● What to do
Only lines containing "voyage" are wanted from the data below. Copy those lines.

(Website and app data records)
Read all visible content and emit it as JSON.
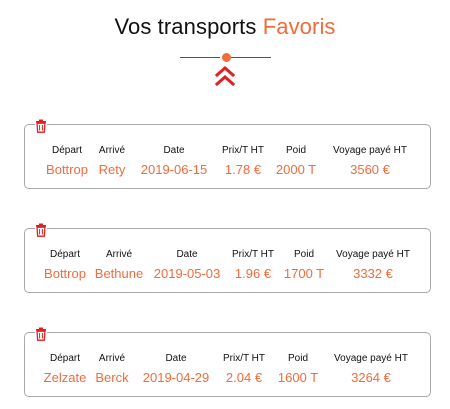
{
  "page": {
    "title_main": "Vos transports",
    "title_accent": "Favoris"
  },
  "icons": {
    "trash": "trash-icon",
    "chevron": "double-chevron-up-icon"
  },
  "colors": {
    "accent": "#f26b3a",
    "trash": "#e0211f",
    "chevron": "#e0211f",
    "border": "#a9a9a9"
  },
  "headers": {
    "depart": "Départ",
    "arrive": "Arrivé",
    "date": "Date",
    "prix": "Prix/T HT",
    "poid": "Poid",
    "voyage": "Voyage payé HT"
  },
  "transports": [
    {
      "depart": "Bottrop",
      "arrive": "Rety",
      "date": "2019-06-15",
      "prix": "1.78 €",
      "poid": "2000 T",
      "voyage": "3560 €"
    },
    {
      "depart": "Bottrop",
      "arrive": "Bethune",
      "date": "2019-05-03",
      "prix": "1.96 €",
      "poid": "1700 T",
      "voyage": "3332 €"
    },
    {
      "depart": "Zelzate",
      "arrive": "Berck",
      "date": "2019-04-29",
      "prix": "2.04 €",
      "poid": "1600 T",
      "voyage": "3264 €"
    }
  ]
}
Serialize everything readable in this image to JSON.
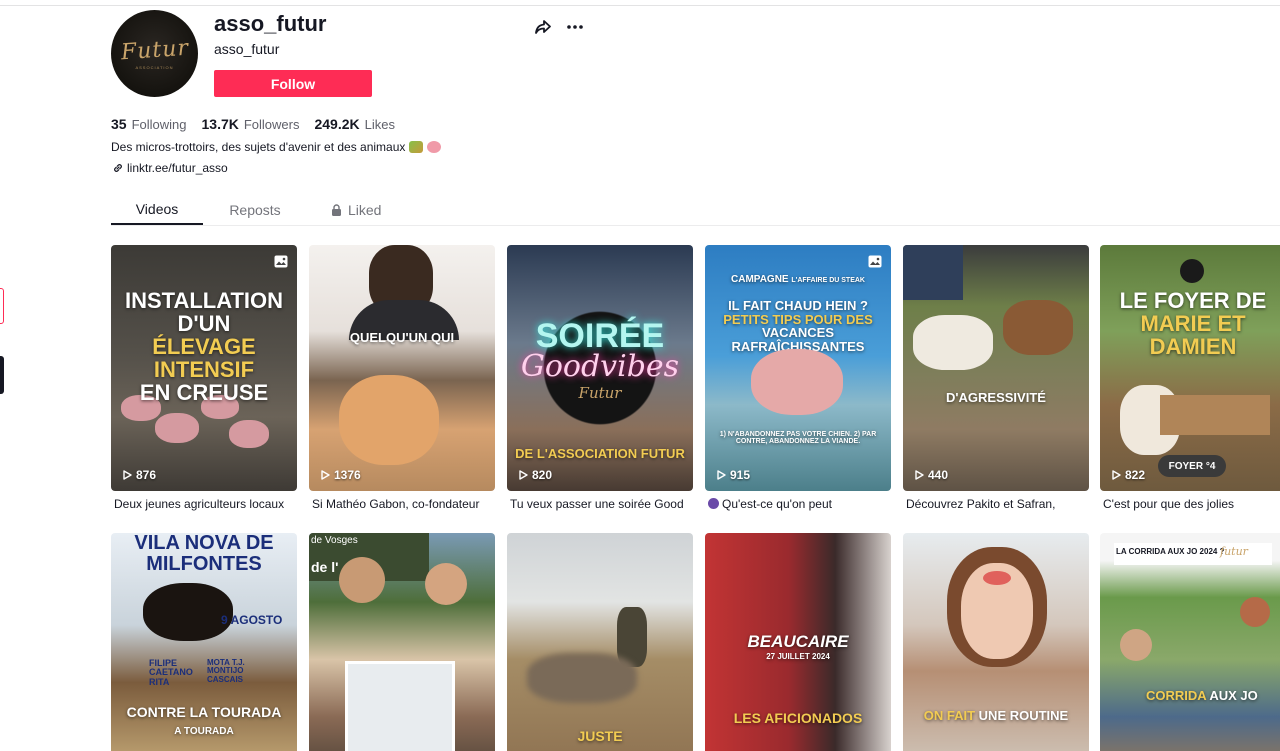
{
  "profile": {
    "username": "asso_futur",
    "nickname": "asso_futur",
    "avatar_text": "Futur",
    "avatar_sub": "ASSOCIATION",
    "follow_label": "Follow",
    "stats": {
      "following_count": "35",
      "following_label": "Following",
      "followers_count": "13.7K",
      "followers_label": "Followers",
      "likes_count": "249.2K",
      "likes_label": "Likes"
    },
    "bio": "Des micros-trottoirs, des sujets d'avenir et des animaux",
    "link": "linktr.ee/futur_asso"
  },
  "tabs": [
    {
      "label": "Videos"
    },
    {
      "label": "Reposts"
    },
    {
      "label": "Liked"
    }
  ],
  "videos": [
    {
      "overlay_white_1": "INSTALLATION D'UN",
      "overlay_yellow": "ÉLEVAGE INTENSIF",
      "overlay_white_2": "EN CREUSE",
      "views": "876",
      "caption": "Deux jeunes agriculteurs locaux"
    },
    {
      "overlay_white_1": "QUELQU'UN QUI",
      "views": "1376",
      "caption": "Si Mathéo Gabon, co-fondateur"
    },
    {
      "overlay_white_1": "SOIRÉE",
      "overlay_script": "Goodvibes",
      "overlay_brand": "Futur",
      "overlay_yellow": "DE L'ASSOCIATION FUTUR",
      "views": "820",
      "caption": "Tu veux passer une soirée Good"
    },
    {
      "overlay_top_1": "CAMPAGNE",
      "overlay_top_2": "L'AFFAIRE DU STEAK",
      "overlay_white_1": "IL FAIT CHAUD HEIN ?",
      "overlay_yellow": "PETITS TIPS POUR DES",
      "overlay_white_2": "VACANCES RAFRAÎCHISSANTES",
      "overlay_small": "1) N'ABANDONNEZ PAS VOTRE CHIEN. 2) PAR CONTRE, ABANDONNEZ LA VIANDE.",
      "views": "915",
      "caption": "Qu'est-ce qu'on peut"
    },
    {
      "overlay_white_1": "D'AGRESSIVITÉ",
      "views": "440",
      "caption": "Découvrez Pakito et Safran,"
    },
    {
      "overlay_white_1": "LE FOYER DE",
      "overlay_yellow": "MARIE ET DAMIEN",
      "overlay_badge": "FOYER °4",
      "views": "822",
      "caption": "C'est pour que des jolies"
    },
    {
      "overlay_blue": "VILA NOVA DE MILFONTES",
      "overlay_date": "9 AGOSTO",
      "overlay_names": "FILIPE CAETANO RITA",
      "overlay_names_2": "MOTA T.J. MONTIJO CASCAIS",
      "overlay_white_1": "CONTRE LA TOURADA",
      "overlay_bottom": "A TOURADA"
    },
    {
      "overlay_white_1": "de Vosges",
      "overlay_white_2": "de l'"
    },
    {
      "overlay_white_1": "JUSTE"
    },
    {
      "overlay_white_1": "BEAUCAIRE",
      "overlay_date": "27 JUILLET 2024",
      "overlay_yellow": "LES AFICIONADOS"
    },
    {
      "overlay_yellow": "ON FAIT",
      "overlay_white_1": "UNE ROUTINE"
    },
    {
      "overlay_top_1": "LA CORRIDA AUX JO 2024 ?",
      "overlay_brand": "futur",
      "overlay_yellow": "CORRIDA",
      "overlay_white_1": "AUX JO"
    }
  ],
  "colors": {
    "accent": "#fe2c55",
    "yellow_overlay": "#f2cc52",
    "text": "#161823",
    "muted": "#73747b"
  }
}
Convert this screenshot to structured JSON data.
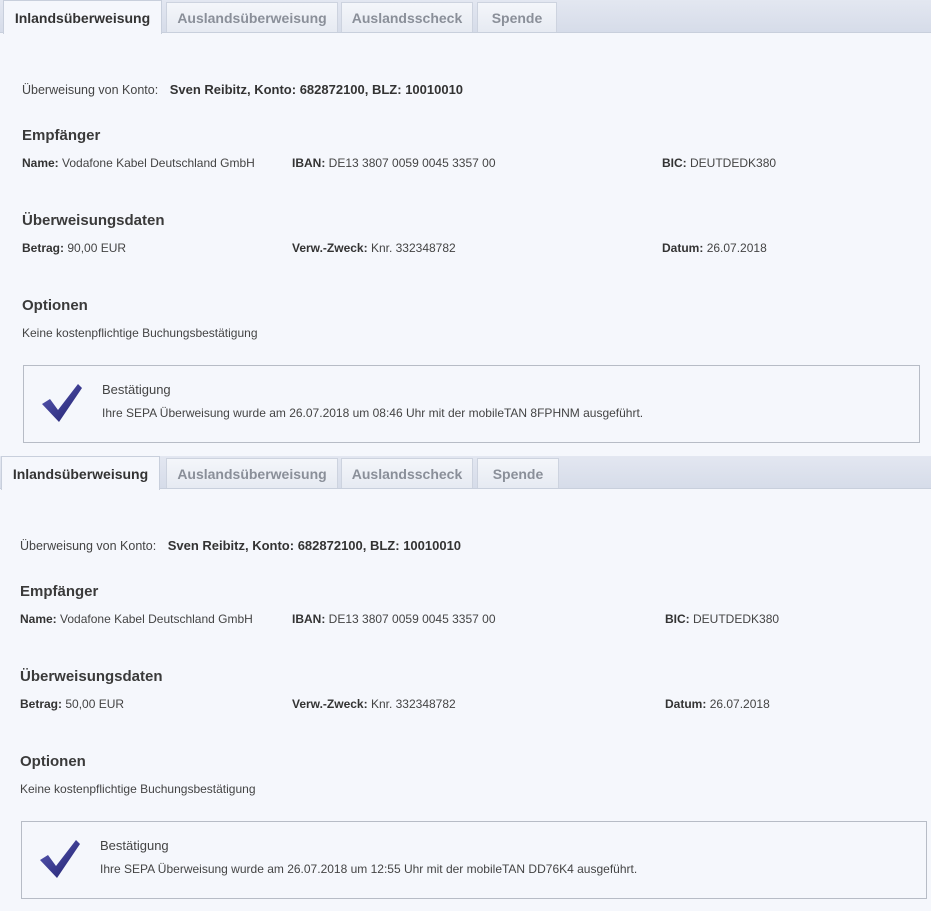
{
  "panels": [
    {
      "tabs": [
        "Inlandsüberweisung",
        "Auslandsüberweisung",
        "Auslandsscheck",
        "Spende"
      ],
      "account_label": "Überweisung von Konto:",
      "account_value": "Sven Reibitz, Konto: 682872100, BLZ: 10010010",
      "recipient_heading": "Empfänger",
      "name_label": "Name:",
      "name_value": "Vodafone Kabel Deutschland GmbH",
      "iban_label": "IBAN:",
      "iban_value": "DE13 3807 0059 0045 3357 00",
      "bic_label": "BIC:",
      "bic_value": "DEUTDEDK380",
      "transfer_heading": "Überweisungsdaten",
      "amount_label": "Betrag:",
      "amount_value": "90,00 EUR",
      "purpose_label": "Verw.-Zweck:",
      "purpose_value": "Knr. 332348782",
      "date_label": "Datum:",
      "date_value": "26.07.2018",
      "options_heading": "Optionen",
      "options_text": "Keine kostenpflichtige Buchungsbestätigung",
      "confirm_title": "Bestätigung",
      "confirm_text": "Ihre SEPA Überweisung wurde am 26.07.2018 um 08:46 Uhr mit der mobileTAN 8FPHNM ausgeführt.",
      "check_icon": "checkmark-icon"
    },
    {
      "tabs": [
        "Inlandsüberweisung",
        "Auslandsüberweisung",
        "Auslandsscheck",
        "Spende"
      ],
      "account_label": "Überweisung von Konto:",
      "account_value": "Sven Reibitz, Konto: 682872100, BLZ: 10010010",
      "recipient_heading": "Empfänger",
      "name_label": "Name:",
      "name_value": "Vodafone Kabel Deutschland GmbH",
      "iban_label": "IBAN:",
      "iban_value": "DE13 3807 0059 0045 3357 00",
      "bic_label": "BIC:",
      "bic_value": "DEUTDEDK380",
      "transfer_heading": "Überweisungsdaten",
      "amount_label": "Betrag:",
      "amount_value": "50,00 EUR",
      "purpose_label": "Verw.-Zweck:",
      "purpose_value": "Knr. 332348782",
      "date_label": "Datum:",
      "date_value": "26.07.2018",
      "options_heading": "Optionen",
      "options_text": "Keine kostenpflichtige Buchungsbestätigung",
      "confirm_title": "Bestätigung",
      "confirm_text": "Ihre SEPA Überweisung wurde am 26.07.2018 um 12:55 Uhr mit der mobileTAN DD76K4 ausgeführt.",
      "check_icon": "checkmark-icon"
    }
  ],
  "colors": {
    "check_dark": "#1f1f6e",
    "check_light": "#5b5bb5",
    "panel_bg": "#f5f7fc"
  }
}
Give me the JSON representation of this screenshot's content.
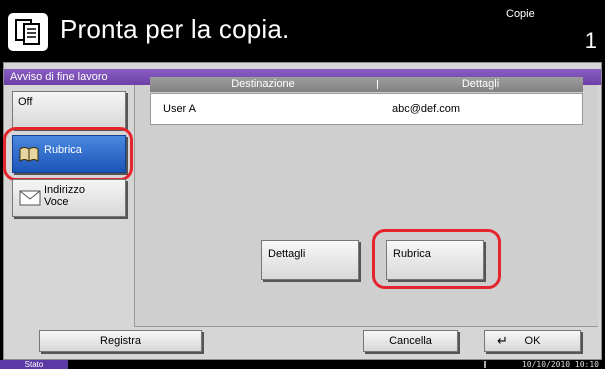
{
  "header": {
    "title": "Pronta per la copia.",
    "copies_label": "Copie",
    "copies_value": "1",
    "icon": "copier-icon"
  },
  "panel": {
    "title": "Avviso di fine lavoro",
    "options": [
      {
        "label": "Off",
        "selected": false
      },
      {
        "label": "Rubrica",
        "icon": "address-book-icon",
        "selected": true
      },
      {
        "label_line1": "Indirizzo",
        "label_line2": "Voce",
        "icon": "envelope-icon",
        "selected": false
      }
    ],
    "table": {
      "headers": [
        "Destinazione",
        "Dettagli"
      ],
      "rows": [
        {
          "destination": "User A",
          "details": "abc@def.com"
        }
      ]
    },
    "buttons": {
      "details": "Dettagli",
      "address_book": "Rubrica"
    }
  },
  "footer": {
    "register": "Registra",
    "cancel": "Cancella",
    "ok": "OK"
  },
  "status": {
    "label": "Stato",
    "datetime": "10/10/2010  10:10"
  },
  "colors": {
    "selected_button": "#1c55b8",
    "panel_title": "#6b3fa6",
    "highlight_ring": "#e5252e"
  }
}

● Written answer
    "voyage": "Voyage payé HT"
      "voyage": "3560 €"
      "voyage": "3332 €"
      "voyage": "3264 €"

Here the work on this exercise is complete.